Student View

Do We Still Need the Post Office?

MarchCattle/ (wood floor); Samantha Gatesman/ (mailbox);  Byjeng/ (red rope); snoopy63/ (picture frame)

The holidays are fast approaching and you want to wish your cousins a happy new year. Do you shoot them a text, send a Snapchat, or drop a card in a mailbox?

Chances are, you won’t be going to a post office—and you’re not alone. Last year, the U.S. Postal Service (USPS) shipped nearly 150 billion pieces of mail, down from 203 billion a decade earlier.

Today, most personal commu­ni­cation is done via email, texting, and social media, and most bills are paid online. Many people are asking: Do we still need the post office?

Supporters say the USPS is necessary because it performs services that no for-profit business would. That’s because, by federal law, the USPS has a responsibility “to provide postal services to bind the Nation together” by serving every community regardless of size, distance, or economic status.

Opponents, however, say the post office is no longer useful in a world of instant communication. Not counting invitations and holiday cards, the average U.S. house­hold receives only 10 pieces of personal mail per year. Critics say a private company could modernize the Postal Service, developing new delivery systems, such as drones, for the way we live today.

Do we still need the post office? Two experts—one the head of the postal workers union, the other a researcher of economic and government policies—weigh in.


The United States Postal Service is important to our economy. Every day, postal workers deliver nearly 500 million pieces of mail—without spending a dime of taxpayer money and at a fraction of the price of private companies such as FedEx and UPS.

Despite the popularity of social media, texts, and email, the post office remains the heart of many communities. And it’s essential to commerce: People rely on the Postal Service for the speedy delivery of online purchases, invitations, bills, magazines, medicines, and more.

Although the number of letters has declined in recent years, online shopping has led to an explosion in package volume. Unless someone figures out how to email your Amazon order, that trend will continue. And in many communities, the post office is still the most convenient place to buy stamps and to ship and receive packages.

The Postal Service delivers nearly 500 million pieces of mail every day.

The USPS must remain a public service because it does something no private delivery company would: It serves 157 million addresses, in every city and town across the country, including unprofitable routes in isolated rural areas and low-income neighbor­hoods.

Our nation must maintain a strong public mail system. Post office hours and services should be expanded, not reduced. Many locations could provide customers with other essential services, such as basic banking and internet access.

Article I of the U.S. Constitution empowers Congress “to establish post offices.” For more than 240 years, the nation’s postal system has carried out its legal obligation to “bind the Nation together” for commerce and communication. We should make sure it remains vibrant for many years to come.

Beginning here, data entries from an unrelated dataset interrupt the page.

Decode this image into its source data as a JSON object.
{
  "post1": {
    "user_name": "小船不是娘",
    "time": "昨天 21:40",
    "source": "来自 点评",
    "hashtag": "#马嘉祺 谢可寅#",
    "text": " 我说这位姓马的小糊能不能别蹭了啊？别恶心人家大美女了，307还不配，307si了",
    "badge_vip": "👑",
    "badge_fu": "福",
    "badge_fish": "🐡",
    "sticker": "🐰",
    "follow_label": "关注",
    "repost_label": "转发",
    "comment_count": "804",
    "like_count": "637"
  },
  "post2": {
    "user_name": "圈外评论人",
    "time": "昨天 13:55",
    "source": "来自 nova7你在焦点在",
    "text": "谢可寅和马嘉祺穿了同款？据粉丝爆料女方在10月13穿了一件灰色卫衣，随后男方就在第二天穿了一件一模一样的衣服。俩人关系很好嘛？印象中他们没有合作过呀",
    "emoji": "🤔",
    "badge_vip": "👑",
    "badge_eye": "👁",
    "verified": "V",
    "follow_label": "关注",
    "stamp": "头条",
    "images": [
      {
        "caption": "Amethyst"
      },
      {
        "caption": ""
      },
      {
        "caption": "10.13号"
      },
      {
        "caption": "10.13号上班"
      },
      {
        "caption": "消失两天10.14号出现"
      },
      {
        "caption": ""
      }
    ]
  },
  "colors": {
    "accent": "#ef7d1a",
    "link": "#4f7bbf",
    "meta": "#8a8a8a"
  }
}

—Mark Dimondstein
President, American Postal Workers Union


It’s time for the government to say goodbye to the U.S. Postal Service as we now know it. Gone are the days when people relied on letter carriers to bring them mail from family and friends. Most of us communicate by phone, email, or text. We don’t write letters.

Many businesses are also moving away from paper mail, finding it more efficient to handle billing electronically. That’s why mail volume has dropped by 26 percent since 2008. And does anyone like going to a post office and standing in line to buy stamps? Nobody I know.

Today, more than 90 percent of all mail is junk mail—catalogues and flyers sent by companies to try to sell stuff to people. A lot of that gets thrown away unread. Why is the government driving 18-wheel, pollution-producing trucks millions of miles all over America carrying this paper?

Most of us use phones, email, or texts to communicate with one another.

The Postal Service has lost more than $13 billion in the past three years. In 2001, a former head of the USPS shocked many people by saying it should be privatized (changed from being govern­ment-run to being a private business).

I think that’s a great idea. Other nations, such as the United Kingdom, Germany, and Sweden, successfully privat­ized their postal services. If we were to privatize the USPS, its new owners could reinvent it for the 21st century. We might see investment in new technologies, such as having drones make deliveries.

When Benjamin Franklin ran the post office in the 18th century, mail was often delivered to inns and general stores—community locations where people could pick up and drop off their mail. Wouldn’t it be great if you could go to a coffee shop and drop off a package? That’s exactly the kind of innovation we could expect if we privatized the Postal Service.

—Kevin R. Kosar
Vice President of Policy, R Street Institute

Write About It! What do you think? Do we still need the post office? Write a one-page argument essay explaining your answer, using facts from this article as supporting evidence.

What do you think?
Do We Still Need the Post Office?
Please make a selection. Sorry! You have reached the vote limit of 100 votes. Sorry! You have reached the vote limit of 500 votes.
Thank you for voting!
Voting has ended. See final results below.
What does your class think?
Do We Still Need the Post Office?
Sorry, please make sure that the total number of votes is between 1-40. Sorry! You have reached the vote limit of 200 votes. Please vote for at least one
Thank you for voting!
Voting has ended. See final results below.
Back to top
Skills Sheets (2)
Skills Sheets (2)
Lesson Plan (1)